The Bus Driver’s Comment That Made Me Rethink the Way I Treat My Daughter
“They can do a lot more than we give them credit for.”
This was the comment that my daughter’s bus driver made one day as I was helping my daughter get on the bus to school. It was a seemingly innocent comment, but it really made me think. Am I not giving my daughter enough credit for the things she can do, or am I expecting too much of her?
In case you’re curious, this was in regards to my daughter holding the hand railing when getting on the bus in the mornings. Initially, I had been pretty much lifting her into the school bus. After all, that first step is steep. It can be a doozy.
It was just the day before that comment that the bus driver lamented on trying to get all the children to hold the railing, if at all possible. It seemed like a reasonable request, given the circumstances. My daughter is fairly mobile. In fact, despite her autism diagnosis and developmental delays, her gross and fine motor skills were almost always on par with other children her age. This was one area of which she always excelled.
Of course, she handled this task perfectly. I moved her toy pig, her most beloved possession, to her other hand. I placed her hand on the railing, and sure enough, she used the railing exactly as intended. This isn’t to say that she didn’t need me behind her should she fall. This also isn’t to say that I don’t basically need to remind her every day to hold the railing. It’s only to say that the ability was there. If given the support, she was able to accomplish this task.
After her bus drove away, I contemplated the situation a little more. How often do I do this to my daughter? The honest answer is probably quite a bit. My response to her school bus driver’s comment, by the way, had been very simple and direct. I responded back that sometimes when they’re so little, you just want to protect them. Especially when they have special needs. I even hugged myself to demonstrate what I meant.
The world is a very unforgiving place for those who are different. My daughter has already experienced judgment from not only her own peers, but even adults. It’s a little sad to have to explain to another 3-year-old why your child doesn’t speak as well as them.
It’s somewhat disturbing when you see a 3- or 4-year-old giving your child a snotty look, or purposely avoiding her. The absolute worse is when it’s an adult doing these things.
I worry. I worry she won’t fit in. I worry she’ll be made fun of for not being a cookie-cutter version of every one else. I worry she’ll have no friends.
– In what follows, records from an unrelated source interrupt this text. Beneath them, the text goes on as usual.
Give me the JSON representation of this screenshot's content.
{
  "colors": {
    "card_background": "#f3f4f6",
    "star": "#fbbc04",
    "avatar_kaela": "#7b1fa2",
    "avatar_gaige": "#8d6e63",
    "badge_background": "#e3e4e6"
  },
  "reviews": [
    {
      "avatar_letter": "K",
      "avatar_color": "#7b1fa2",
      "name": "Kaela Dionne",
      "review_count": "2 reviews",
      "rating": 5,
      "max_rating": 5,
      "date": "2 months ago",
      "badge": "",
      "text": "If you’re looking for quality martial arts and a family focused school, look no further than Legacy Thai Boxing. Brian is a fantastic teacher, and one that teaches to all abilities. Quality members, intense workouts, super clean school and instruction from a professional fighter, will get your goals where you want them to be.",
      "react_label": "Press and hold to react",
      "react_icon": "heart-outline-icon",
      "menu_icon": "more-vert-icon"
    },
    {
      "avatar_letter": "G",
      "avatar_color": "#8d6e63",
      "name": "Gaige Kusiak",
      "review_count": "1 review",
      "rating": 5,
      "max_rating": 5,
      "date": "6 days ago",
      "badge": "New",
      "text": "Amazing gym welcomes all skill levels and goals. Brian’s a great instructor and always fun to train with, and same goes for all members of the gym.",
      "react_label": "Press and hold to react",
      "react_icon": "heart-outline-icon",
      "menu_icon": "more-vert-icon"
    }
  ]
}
I worry that she’ll have no one attend her birthday parties, just like the stories I keep reading over and over again in the news. Mostly, I just worry.
As all of these thoughts are racing through my mind, something finally hit me. Perhaps, as with the task of using the bus railing, I’m not giving my daughter enough credit. It’s possible she’s made of tougher stuff than I realize. Maybe she’s stronger than I’m able to understand.
I may not be able to protect her from everything, but I can be standing behind her should she fall. With proper support, it’s very possible that she could accomplish the very things that I worry so much about. If not, then I’ll still be standing behind her, or waiting nearby should she need me.
Can my daughter accomplish a lot more than I give her credit for? I don’t know. Maybe. I’m just going to have to take that first step, and let her try. I just need to watch that first step. I hear it can be a doozy.
The Mighty is asking its readers the following: Describe the moment someone changed the way you think about disability and/or illness. If you’d like to participate, please send a blog post to firstname.lastname@example.org. Please include a photo for the piece, a photo of yourself and 1-2 sentence bio.
Want to end the stigma around disability? Like us on Facebook.
And sign up for what we hope will be your favorite thing to read at night.